- Step 3: File the necessary paperwork. To formally dissolve an LLC, you have to submit the appropriate form and pay the corresponding fee. File a completed Articles of Dissolution with the Department of State along with the $60 filing fee.
To fill out the Articles of Dissolution, you will have to disclose information about your LLC. These include the following:
- Your company name
- If you have changed the company name, the original name of your LLC indicated in your Articles of Organization
- The date when you filed your Articles of Organization
- The event that led to the filing of the Articles of Dissolution such as a majority vote, written consent, or another event stated in your operating agreement
- Signature of an authorized representative
You can pay by cash, money order, check, Mastercard, American Express, or Visa. But if you submit the documents by mail, pay via check. Make sure it is made payable to the Department of State. If you submit by fax, you will have to attach a Credit Card/Debit Card Authorization Form.
If you request expedited service, you will have to pay an additional fee. You also need to write “Expedited Processing” on the envelope containing your documents. The payment for expedited service is separate. You will have to include an additional money order or check. If you pay by credit or debit card, you have to indicate the level of service requested in the authorization form.
The Department of State normally takes seven business days to process mailed, faxed, and in-person submissions. If you submit between 9 AM and 4 PM, you can request 24-hour expedited processing. This costs an additional $25. Hand-delivered and faxed documents can be processed on the same day for an additional $75. If you submit by fax or personally by 2:30 PM, you can request a 2-hour expedited service for an additional $150.
- Step 4: Complete the winding-up process. Even after the LLC members vote to dissolve an LLC, the business entity still exists. Use this time to take care of the winding up of your company. You can appoint a member, manager, or team to handle the tasks.
According to the LLC Act of New York, your company will have to accomplish the following:
- Prosecute or defend any civil, criminal, or administrative lawsuits
- Settle and close the company’s business
- Dispose of and convey the properties of your LLC
- Discharge liabilities
- Distribute the remaining assets to the members
The law requires you to follow a particular order when discharging liabilities and distributing assets. Keep the following tasks in mind:
1. Pay or establish adequate reserves to pay your company’s creditors. Include any member who happens to be a creditor.
2. Distribute assets to former and current members unless your operating agreement says otherwise.
3. Return the contributions of the members that you have not yet returned if there are any remaining assets unless your operating agreement provides otherwise.
4. Make distributions to LLC members according to their respective membership interests.

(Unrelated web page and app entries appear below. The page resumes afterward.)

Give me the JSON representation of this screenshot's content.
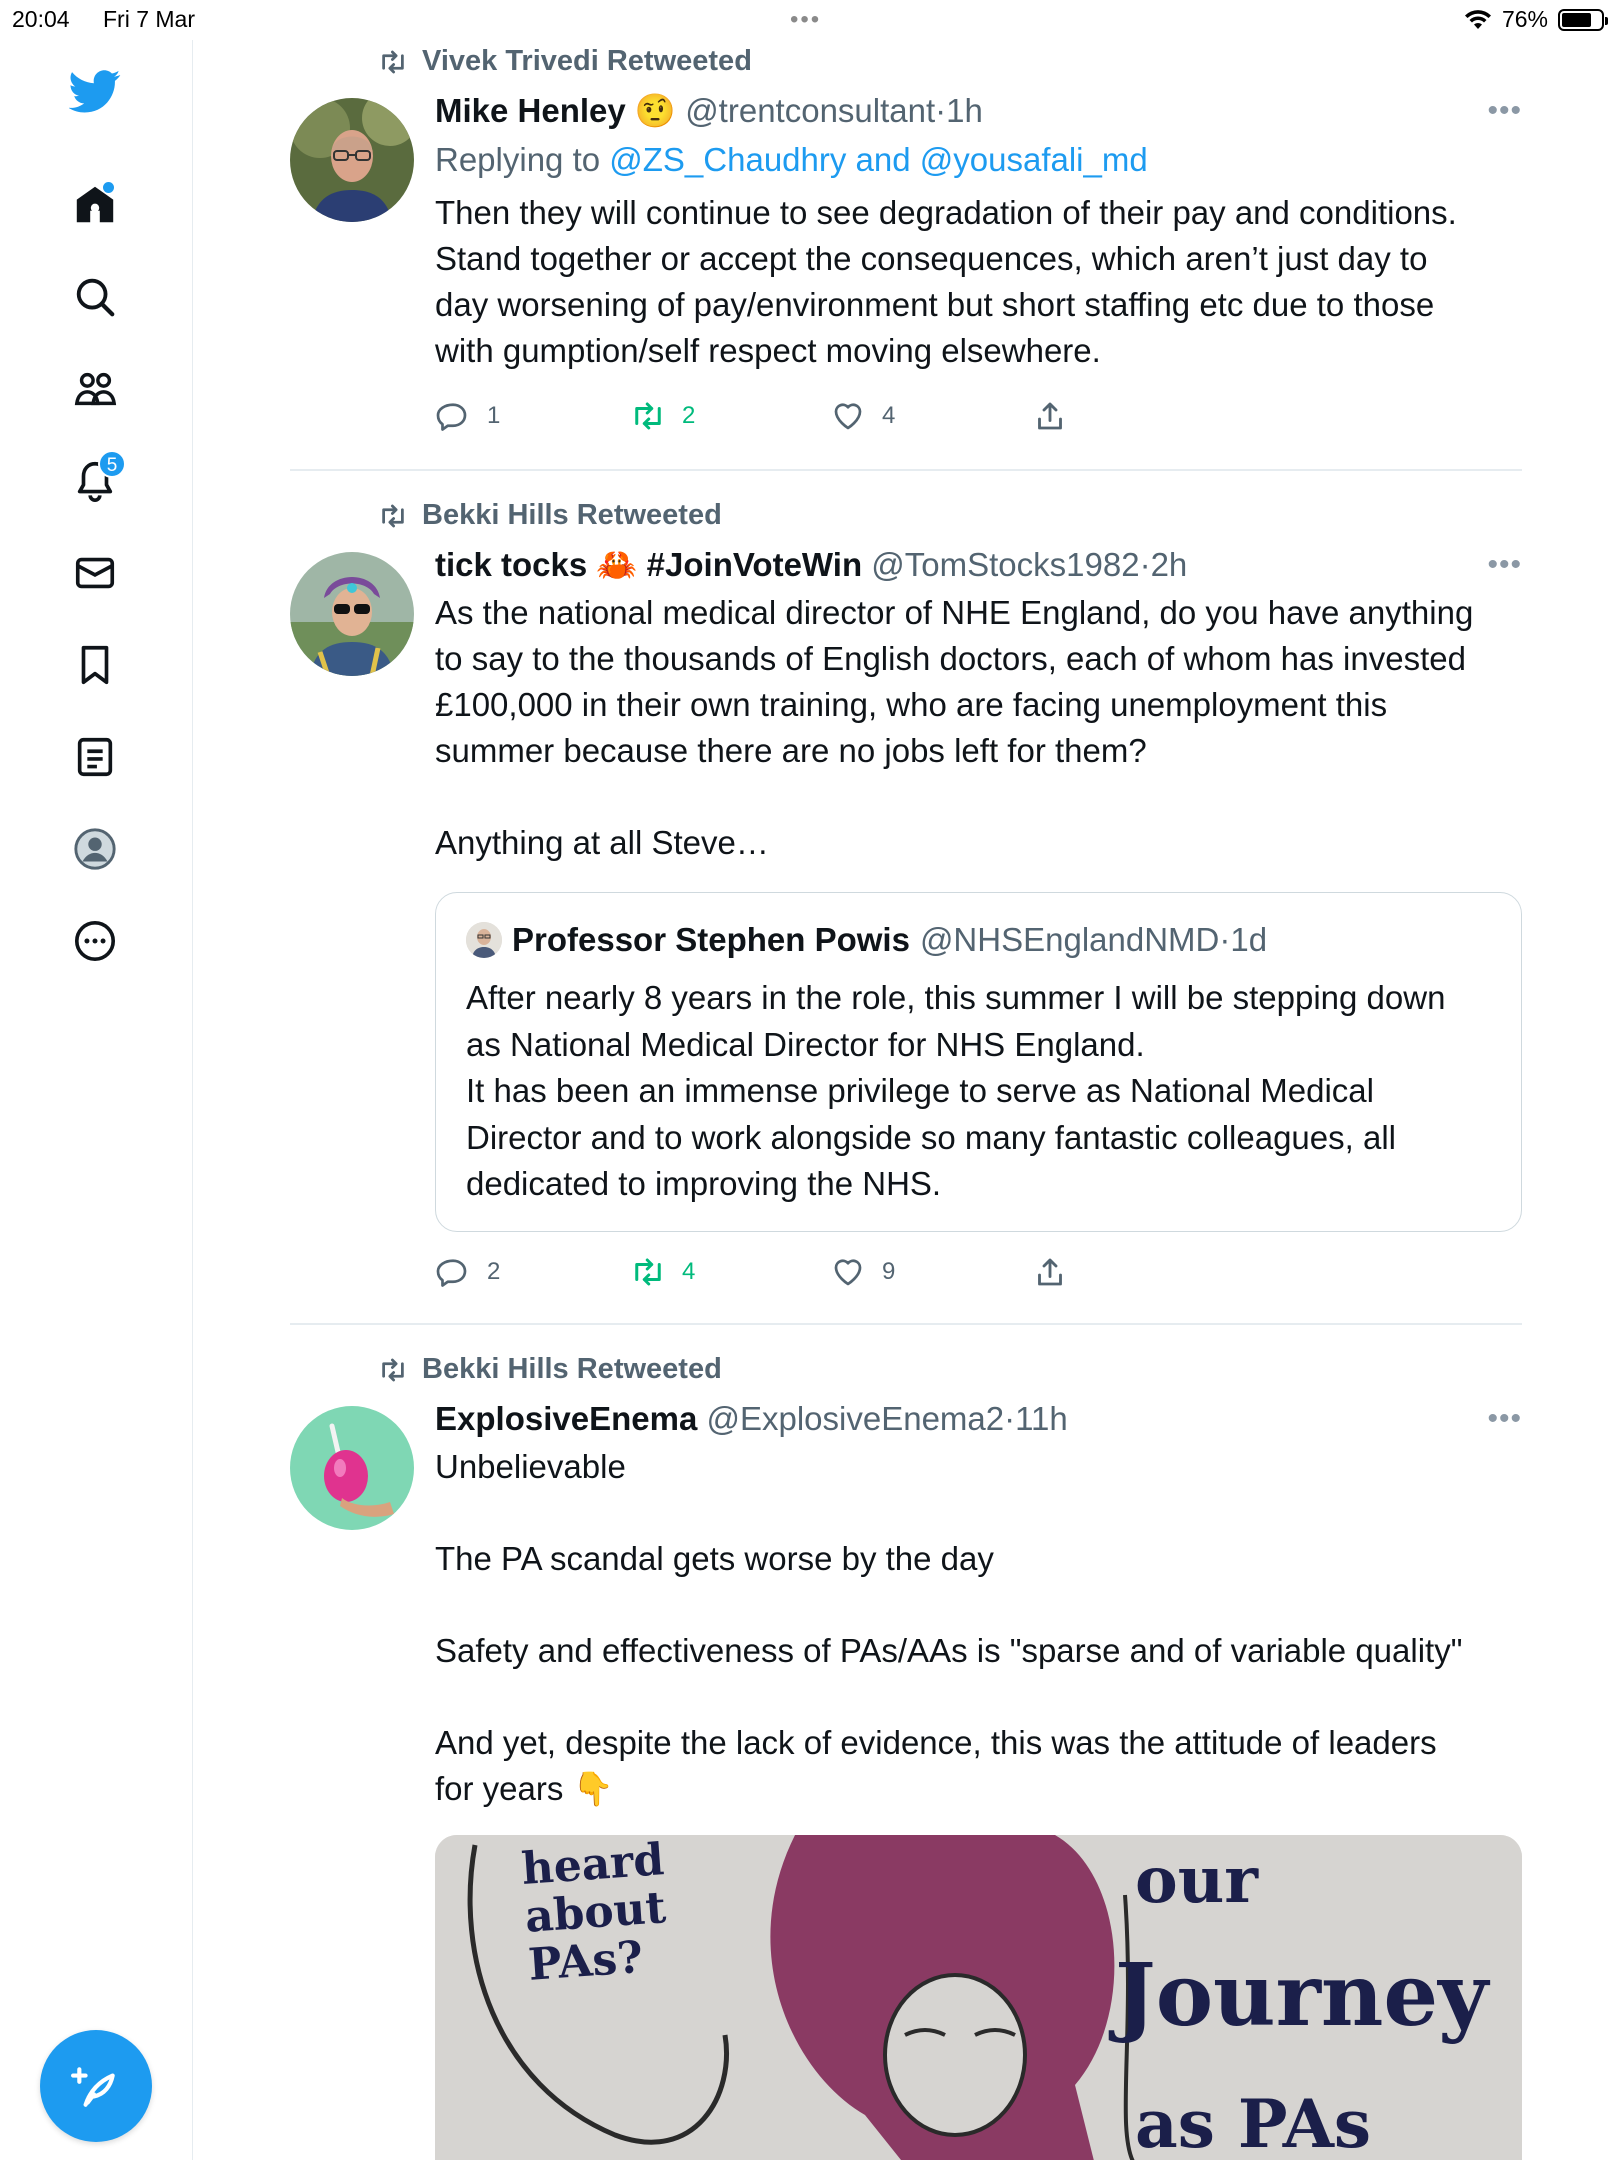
{
  "status_bar": {
    "time": "20:04",
    "date": "Fri 7 Mar",
    "dots": "•••",
    "battery": "76%",
    "battery_level": 0.76
  },
  "sidebar": {
    "items": [
      {
        "name": "logo",
        "icon": "twitter-bird-icon"
      },
      {
        "name": "home",
        "icon": "home-icon"
      },
      {
        "name": "explore",
        "icon": "search-icon"
      },
      {
        "name": "communities",
        "icon": "people-icon"
      },
      {
        "name": "notifications",
        "icon": "bell-icon",
        "badge": "5"
      },
      {
        "name": "messages",
        "icon": "mail-icon"
      },
      {
        "name": "bookmarks",
        "icon": "bookmark-icon"
      },
      {
        "name": "lists",
        "icon": "list-icon"
      },
      {
        "name": "profile",
        "icon": "profile-icon"
      },
      {
        "name": "more",
        "icon": "more-circle-icon"
      }
    ],
    "compose_icon": "compose-feather-icon"
  },
  "tweets": [
    {
      "retweeted_by": "Vivek Trivedi Retweeted",
      "name": "Mike Henley",
      "name_emoji": "🤨",
      "handle": "@trentconsultant",
      "sep": "·",
      "time": "1h",
      "replying_prefix": "Replying to ",
      "replying_to": "@ZS_Chaudhry and @yousafali_md",
      "body": "Then they will continue to see degradation of their pay and conditions.\nStand together or accept the consequences, which aren’t just day to\nday worsening of pay/environment but short staffing etc due to those\nwith gumption/self respect moving elsewhere.",
      "replies": "1",
      "retweets": "2",
      "likes": "4"
    },
    {
      "retweeted_by": "Bekki Hills Retweeted",
      "name": "tick tocks 🦀 #JoinVoteWin",
      "handle": "@TomStocks1982",
      "sep": "·",
      "time": "2h",
      "body": "As the national medical director of NHE England, do you have anything\nto say to the thousands of English doctors, each of whom has invested\n£100,000 in their own training, who are facing unemployment this\nsummer because there are no jobs left for them?\n\nAnything at all Steve…",
      "quote": {
        "name": "Professor Stephen Powis",
        "handle": "@NHSEnglandNMD",
        "sep": "·",
        "time": "1d",
        "body": "After nearly 8 years in the role, this summer I will be stepping down\nas National Medical Director for NHS England.\nIt has been an immense privilege to serve as National Medical\nDirector and to work alongside so many fantastic colleagues, all\ndedicated to improving the NHS."
      },
      "replies": "2",
      "retweets": "4",
      "likes": "9"
    },
    {
      "retweeted_by": "Bekki Hills Retweeted",
      "name": "ExplosiveEnema",
      "handle": "@ExplosiveEnema2",
      "sep": "·",
      "time": "11h",
      "body": "Unbelievable\n\nThe PA scandal gets worse by the day\n\nSafety and effectiveness of PAs/AAs is \"sparse and of variable quality\"\n\nAnd yet, despite the lack of evidence, this was the attitude of leaders\nfor years 👇",
      "media_text": {
        "left": "heard\nabout\nPAs?",
        "right_top": "our",
        "right_mid": "Journey",
        "right_bottom": "as PAs"
      }
    }
  ],
  "more_glyph": "•••",
  "colors": {
    "accent": "#1d9bf0",
    "retweet": "#00ba7c",
    "secondary": "#536471",
    "border": "#e6ecf0"
  }
}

If you think you need help in completing the dissolution process in New York, contact a reliable third-party organization like DoMyLLC. Our team of experts will handle the preparation and filing of your paperwork. You can also request a personalized solution to make sure that the service you will be getting is suitable for the circumstances and needs of your LLC.
Business Filing Section